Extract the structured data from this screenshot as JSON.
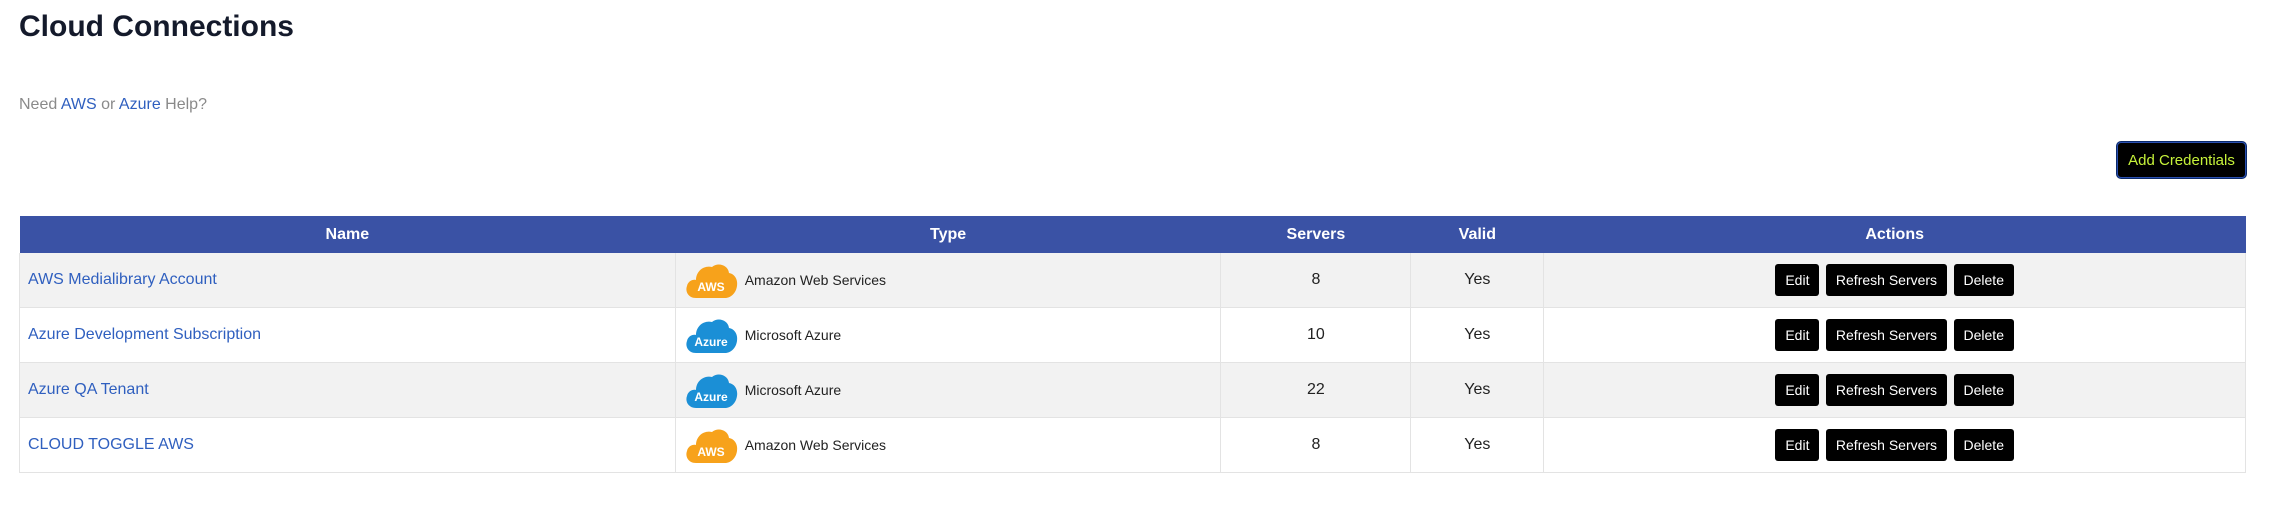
{
  "page": {
    "title": "Cloud Connections",
    "help_prefix": "Need",
    "help_aws": "AWS",
    "help_or": "or",
    "help_azure": "Azure",
    "help_suffix": "Help?",
    "add_button": "Add Credentials"
  },
  "table": {
    "headers": {
      "name": "Name",
      "type": "Type",
      "servers": "Servers",
      "valid": "Valid",
      "actions": "Actions"
    },
    "rows": [
      {
        "name": "AWS Medialibrary Account",
        "type": "Amazon Web Services",
        "icon": "aws-cloud-icon",
        "badge": "AWS",
        "servers": "8",
        "valid": "Yes"
      },
      {
        "name": "Azure Development Subscription",
        "type": "Microsoft Azure",
        "icon": "azure-cloud-icon",
        "badge": "Azure",
        "servers": "10",
        "valid": "Yes"
      },
      {
        "name": "Azure QA Tenant",
        "type": "Microsoft Azure",
        "icon": "azure-cloud-icon",
        "badge": "Azure",
        "servers": "22",
        "valid": "Yes"
      },
      {
        "name": "CLOUD TOGGLE AWS",
        "type": "Amazon Web Services",
        "icon": "aws-cloud-icon",
        "badge": "AWS",
        "servers": "8",
        "valid": "Yes"
      }
    ],
    "actions": {
      "edit": "Edit",
      "refresh": "Refresh Servers",
      "delete": "Delete"
    }
  },
  "colors": {
    "header_bg": "#3a52a5",
    "link": "#2f5fbf",
    "aws_orange": "#f7a21b",
    "azure_blue": "#1b8fd6",
    "add_button_text": "#c6f23a"
  }
}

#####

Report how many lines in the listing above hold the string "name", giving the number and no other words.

ANSWER TO THE EXERCISE:
5